=== Begin Enclosure ===

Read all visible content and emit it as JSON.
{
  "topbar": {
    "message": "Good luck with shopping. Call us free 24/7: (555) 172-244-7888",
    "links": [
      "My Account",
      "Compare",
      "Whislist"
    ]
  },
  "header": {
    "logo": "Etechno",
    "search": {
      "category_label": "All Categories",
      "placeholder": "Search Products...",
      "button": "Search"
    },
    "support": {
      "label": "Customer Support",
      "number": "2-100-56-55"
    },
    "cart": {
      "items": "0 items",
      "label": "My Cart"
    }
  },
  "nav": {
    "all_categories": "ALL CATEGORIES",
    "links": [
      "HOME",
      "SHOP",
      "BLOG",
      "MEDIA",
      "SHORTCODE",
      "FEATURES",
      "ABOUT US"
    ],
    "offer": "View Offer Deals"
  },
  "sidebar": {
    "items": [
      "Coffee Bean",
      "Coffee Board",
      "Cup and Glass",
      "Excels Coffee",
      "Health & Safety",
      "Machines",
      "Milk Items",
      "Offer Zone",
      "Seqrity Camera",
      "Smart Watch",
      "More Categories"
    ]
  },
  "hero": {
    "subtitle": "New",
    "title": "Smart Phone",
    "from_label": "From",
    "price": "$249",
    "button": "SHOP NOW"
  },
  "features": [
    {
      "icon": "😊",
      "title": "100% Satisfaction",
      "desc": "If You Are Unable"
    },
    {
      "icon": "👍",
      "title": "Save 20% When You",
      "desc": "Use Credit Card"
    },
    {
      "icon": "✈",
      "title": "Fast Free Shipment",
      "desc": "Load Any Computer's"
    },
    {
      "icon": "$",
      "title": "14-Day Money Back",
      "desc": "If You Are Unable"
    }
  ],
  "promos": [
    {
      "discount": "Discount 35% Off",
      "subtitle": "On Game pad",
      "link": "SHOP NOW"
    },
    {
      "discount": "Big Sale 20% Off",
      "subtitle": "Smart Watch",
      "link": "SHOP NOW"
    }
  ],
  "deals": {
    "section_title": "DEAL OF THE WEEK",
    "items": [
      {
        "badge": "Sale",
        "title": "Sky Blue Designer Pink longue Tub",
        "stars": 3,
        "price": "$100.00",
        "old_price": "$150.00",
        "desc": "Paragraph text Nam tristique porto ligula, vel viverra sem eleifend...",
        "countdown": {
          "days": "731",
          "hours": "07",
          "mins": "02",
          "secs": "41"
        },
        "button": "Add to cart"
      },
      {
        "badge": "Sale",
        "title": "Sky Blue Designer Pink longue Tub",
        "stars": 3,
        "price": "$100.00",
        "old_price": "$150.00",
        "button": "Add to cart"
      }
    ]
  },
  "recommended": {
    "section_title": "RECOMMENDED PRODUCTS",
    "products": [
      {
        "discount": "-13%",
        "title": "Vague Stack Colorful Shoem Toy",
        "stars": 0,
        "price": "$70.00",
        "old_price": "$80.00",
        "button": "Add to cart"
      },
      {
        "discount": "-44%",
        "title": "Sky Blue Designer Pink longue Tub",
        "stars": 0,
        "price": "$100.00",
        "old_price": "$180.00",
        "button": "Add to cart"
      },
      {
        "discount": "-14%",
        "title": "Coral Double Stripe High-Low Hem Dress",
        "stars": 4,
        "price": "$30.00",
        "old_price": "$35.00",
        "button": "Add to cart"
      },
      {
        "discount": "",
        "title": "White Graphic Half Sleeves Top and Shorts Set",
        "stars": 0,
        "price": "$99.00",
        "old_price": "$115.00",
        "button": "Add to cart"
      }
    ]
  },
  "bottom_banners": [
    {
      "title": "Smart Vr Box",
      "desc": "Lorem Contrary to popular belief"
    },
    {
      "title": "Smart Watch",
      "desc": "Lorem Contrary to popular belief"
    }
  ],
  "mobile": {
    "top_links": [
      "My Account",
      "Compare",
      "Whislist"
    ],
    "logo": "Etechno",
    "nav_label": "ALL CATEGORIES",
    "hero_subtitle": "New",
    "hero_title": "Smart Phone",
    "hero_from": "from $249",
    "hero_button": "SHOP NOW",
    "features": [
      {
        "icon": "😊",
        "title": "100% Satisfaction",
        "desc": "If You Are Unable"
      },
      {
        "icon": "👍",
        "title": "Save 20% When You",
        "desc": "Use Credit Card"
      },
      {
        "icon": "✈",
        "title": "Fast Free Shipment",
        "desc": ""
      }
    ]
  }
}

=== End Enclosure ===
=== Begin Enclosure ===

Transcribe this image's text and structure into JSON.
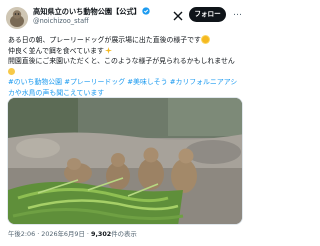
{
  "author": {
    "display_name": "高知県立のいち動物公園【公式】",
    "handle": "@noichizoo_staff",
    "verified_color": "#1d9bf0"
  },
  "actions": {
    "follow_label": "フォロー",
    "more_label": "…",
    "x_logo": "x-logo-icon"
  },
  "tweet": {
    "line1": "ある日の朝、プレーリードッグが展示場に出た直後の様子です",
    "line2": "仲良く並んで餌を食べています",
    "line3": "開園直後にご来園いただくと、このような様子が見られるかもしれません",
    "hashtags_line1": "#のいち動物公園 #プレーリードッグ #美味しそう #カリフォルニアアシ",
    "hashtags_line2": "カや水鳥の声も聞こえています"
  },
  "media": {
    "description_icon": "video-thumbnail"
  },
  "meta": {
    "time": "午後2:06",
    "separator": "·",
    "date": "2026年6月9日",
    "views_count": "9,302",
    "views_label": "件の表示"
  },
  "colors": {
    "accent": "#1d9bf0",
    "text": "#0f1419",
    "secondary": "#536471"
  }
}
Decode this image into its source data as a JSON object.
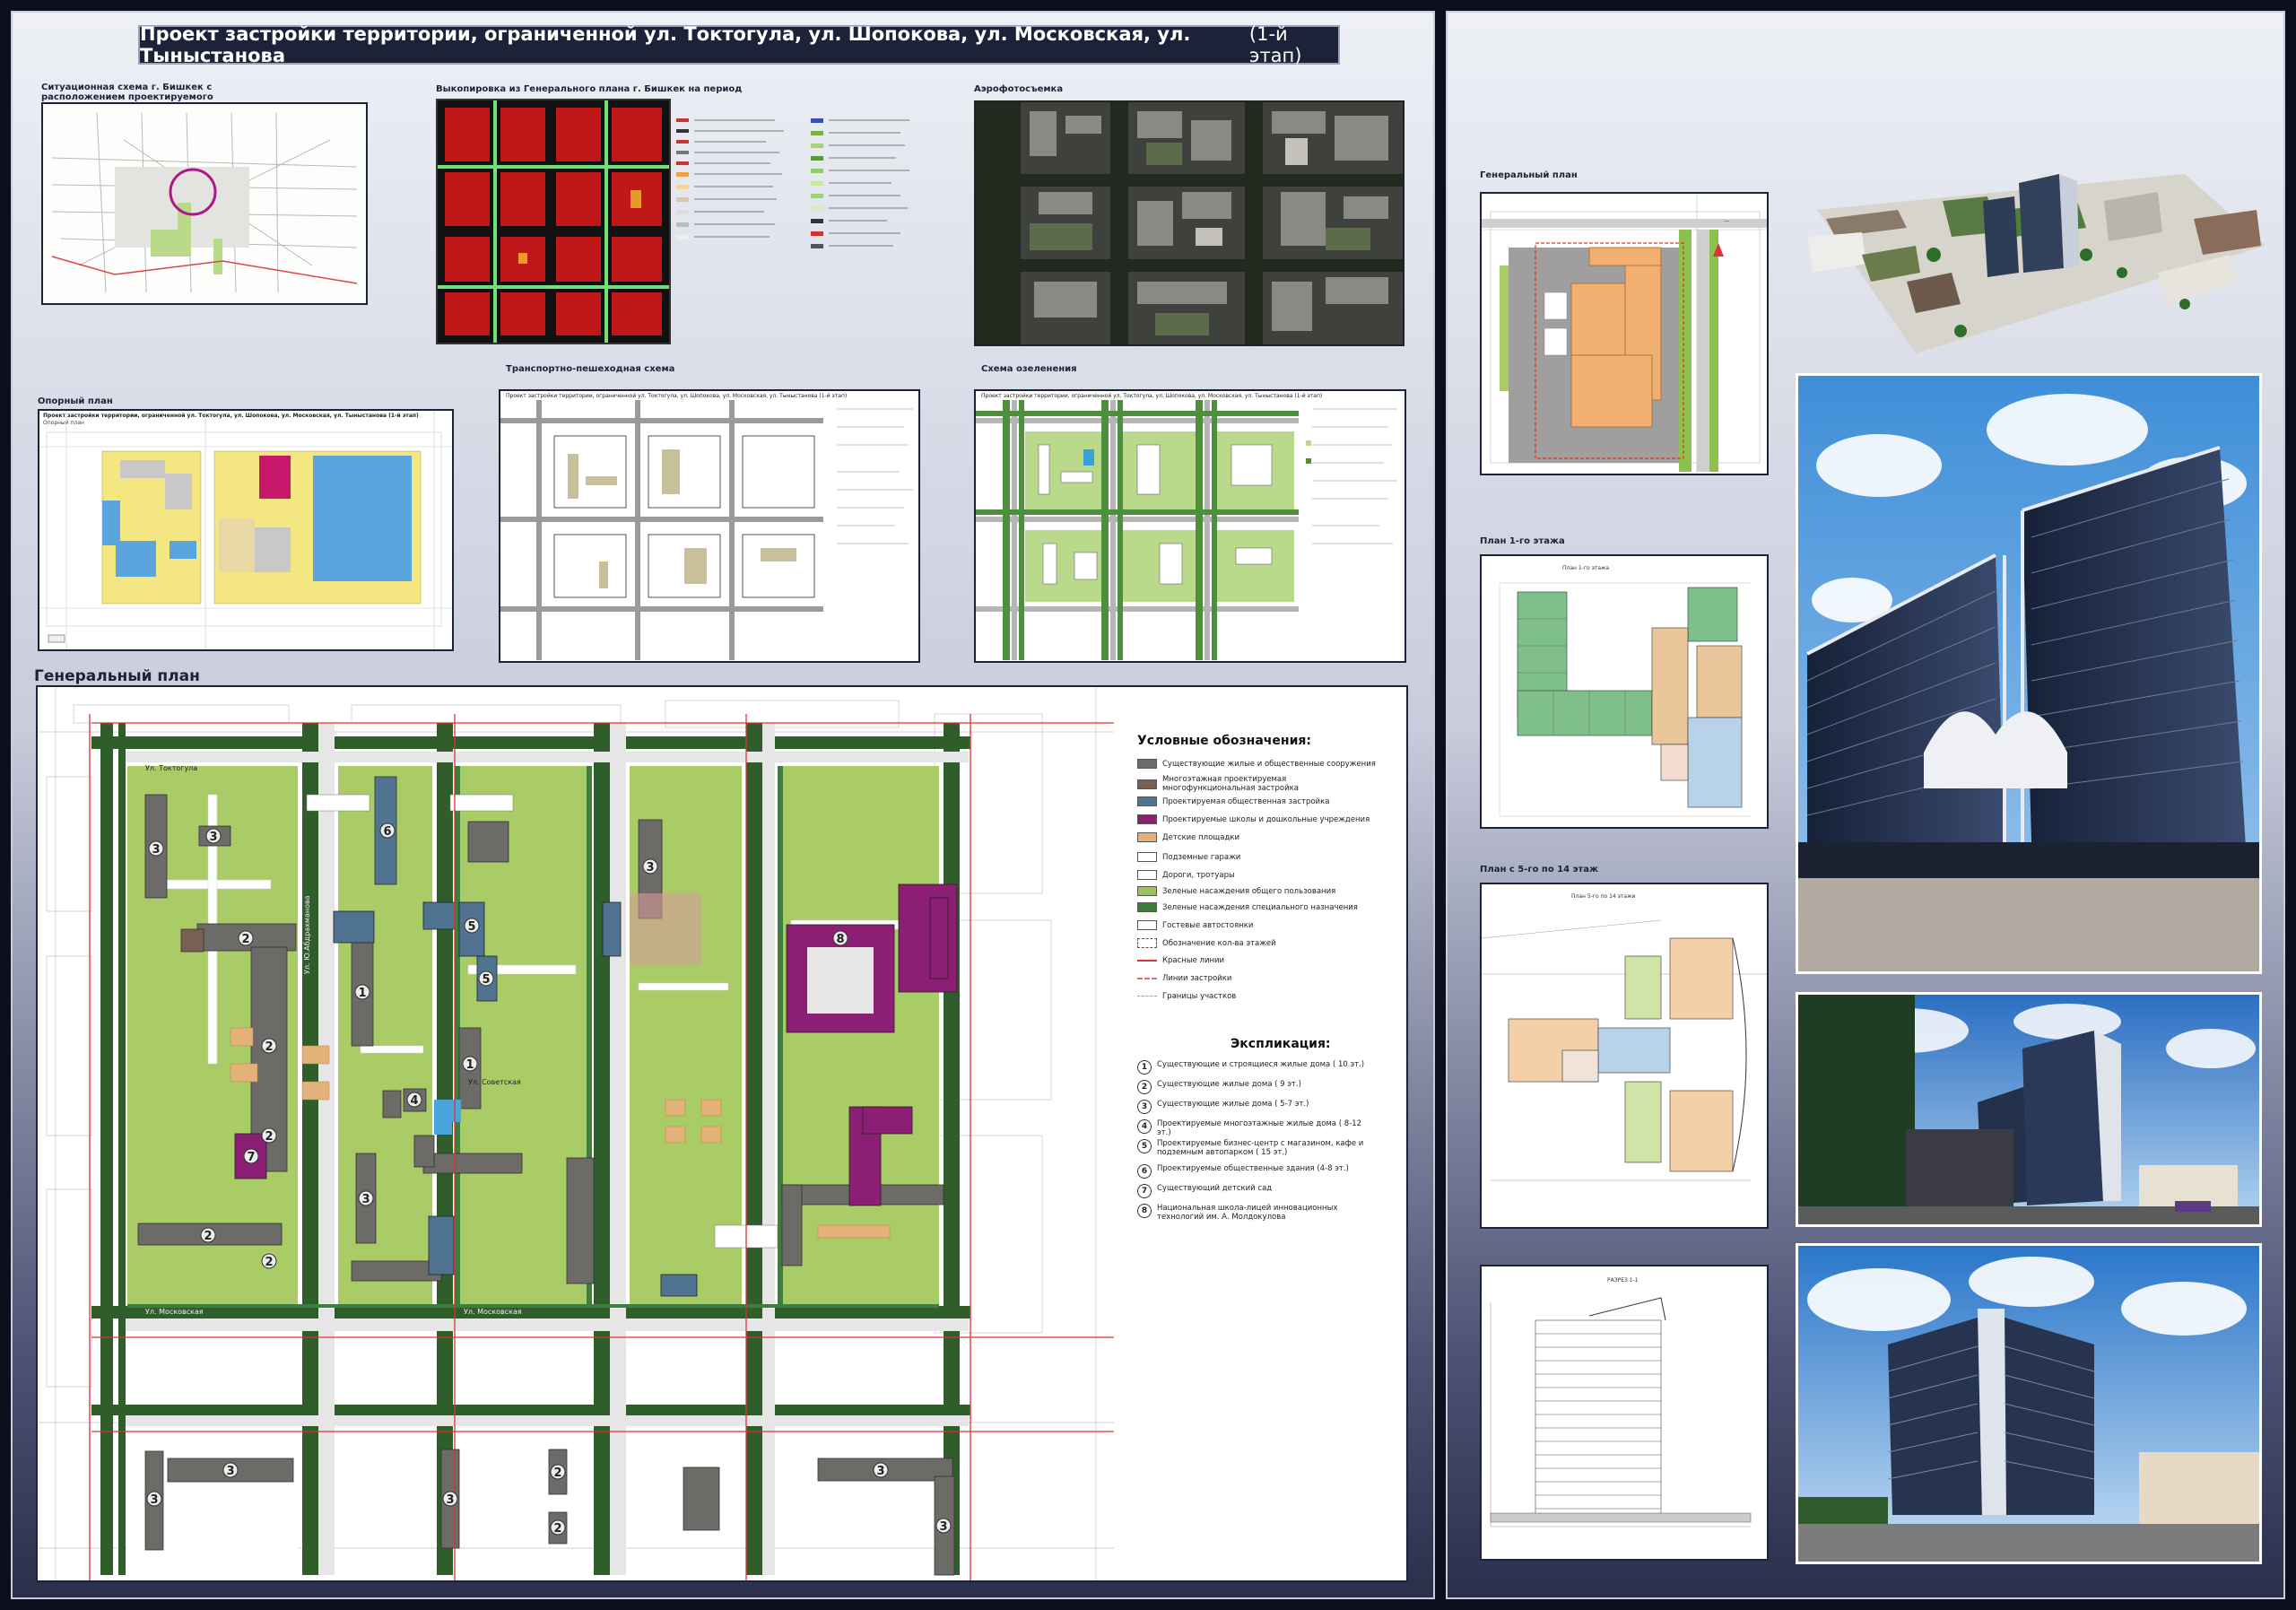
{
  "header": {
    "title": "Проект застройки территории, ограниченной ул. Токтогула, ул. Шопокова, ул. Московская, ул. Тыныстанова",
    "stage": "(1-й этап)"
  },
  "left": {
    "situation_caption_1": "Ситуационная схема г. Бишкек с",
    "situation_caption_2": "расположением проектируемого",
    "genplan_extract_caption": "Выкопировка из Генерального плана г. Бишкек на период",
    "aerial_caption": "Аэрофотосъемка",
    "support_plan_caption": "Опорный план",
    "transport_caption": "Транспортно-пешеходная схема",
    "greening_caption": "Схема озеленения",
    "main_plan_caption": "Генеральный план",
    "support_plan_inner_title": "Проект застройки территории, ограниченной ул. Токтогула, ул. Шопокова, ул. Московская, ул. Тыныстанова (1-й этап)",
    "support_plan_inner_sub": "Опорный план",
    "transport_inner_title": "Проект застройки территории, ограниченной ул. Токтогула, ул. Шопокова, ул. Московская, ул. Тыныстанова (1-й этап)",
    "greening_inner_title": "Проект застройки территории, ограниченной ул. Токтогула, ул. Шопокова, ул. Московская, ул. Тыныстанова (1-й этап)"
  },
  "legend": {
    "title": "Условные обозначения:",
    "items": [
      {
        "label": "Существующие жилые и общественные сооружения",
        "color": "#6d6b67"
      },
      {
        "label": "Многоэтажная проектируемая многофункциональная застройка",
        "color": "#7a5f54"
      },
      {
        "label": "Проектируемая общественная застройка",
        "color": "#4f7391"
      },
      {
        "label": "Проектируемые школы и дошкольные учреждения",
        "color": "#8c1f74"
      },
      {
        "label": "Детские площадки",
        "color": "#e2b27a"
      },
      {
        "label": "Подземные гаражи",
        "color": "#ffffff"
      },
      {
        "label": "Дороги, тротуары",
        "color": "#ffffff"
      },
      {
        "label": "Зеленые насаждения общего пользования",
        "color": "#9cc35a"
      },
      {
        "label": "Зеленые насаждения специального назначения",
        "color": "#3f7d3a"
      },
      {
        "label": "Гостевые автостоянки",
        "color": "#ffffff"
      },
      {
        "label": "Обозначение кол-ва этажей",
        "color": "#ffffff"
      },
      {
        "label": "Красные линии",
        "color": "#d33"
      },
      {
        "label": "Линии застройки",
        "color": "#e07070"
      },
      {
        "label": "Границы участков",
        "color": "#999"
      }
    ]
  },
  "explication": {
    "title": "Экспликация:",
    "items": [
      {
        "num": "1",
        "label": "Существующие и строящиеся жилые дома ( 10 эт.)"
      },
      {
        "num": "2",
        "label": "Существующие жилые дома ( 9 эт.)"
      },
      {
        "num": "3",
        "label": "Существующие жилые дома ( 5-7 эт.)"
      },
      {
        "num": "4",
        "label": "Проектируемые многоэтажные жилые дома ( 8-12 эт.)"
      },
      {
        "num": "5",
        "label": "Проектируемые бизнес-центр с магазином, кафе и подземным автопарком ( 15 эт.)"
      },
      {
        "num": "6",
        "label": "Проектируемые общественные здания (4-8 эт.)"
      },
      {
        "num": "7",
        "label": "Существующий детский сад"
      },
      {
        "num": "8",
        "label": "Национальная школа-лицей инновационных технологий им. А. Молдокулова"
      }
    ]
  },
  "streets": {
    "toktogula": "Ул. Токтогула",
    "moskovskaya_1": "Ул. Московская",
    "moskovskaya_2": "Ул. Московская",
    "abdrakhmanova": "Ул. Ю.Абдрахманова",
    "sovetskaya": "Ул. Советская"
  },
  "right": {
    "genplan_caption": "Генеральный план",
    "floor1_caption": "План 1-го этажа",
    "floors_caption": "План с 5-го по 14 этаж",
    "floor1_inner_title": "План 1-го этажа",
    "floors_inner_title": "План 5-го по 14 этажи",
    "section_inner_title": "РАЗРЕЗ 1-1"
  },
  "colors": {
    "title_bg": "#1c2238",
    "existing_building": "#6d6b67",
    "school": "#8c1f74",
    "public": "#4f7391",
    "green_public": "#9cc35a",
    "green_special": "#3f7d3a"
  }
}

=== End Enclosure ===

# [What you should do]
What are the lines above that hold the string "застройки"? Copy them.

# [Result]
    "title": "Проект застройки территории, ограниченной ул. Токтогула, ул. Шопокова, ул. Московская, ул. Тыныстанова",
    "support_plan_inner_title": "Проект застройки территории, ограниченной ул. Токтогула, ул. Шопокова, ул. Московская, ул. Тыныстанова (1-й этап)",
    "transport_inner_title": "Проект застройки территории, ограниченной ул. Токтогула, ул. Шопокова, ул. Московская, ул. Тыныстанова (1-й этап)",
    "greening_inner_title": "Проект застройки территории, ограниченной ул. Токтогула, ул. Шопокова, ул. Московская, ул. Тыныстанова (1-й этап)"
        "label": "Линии застройки",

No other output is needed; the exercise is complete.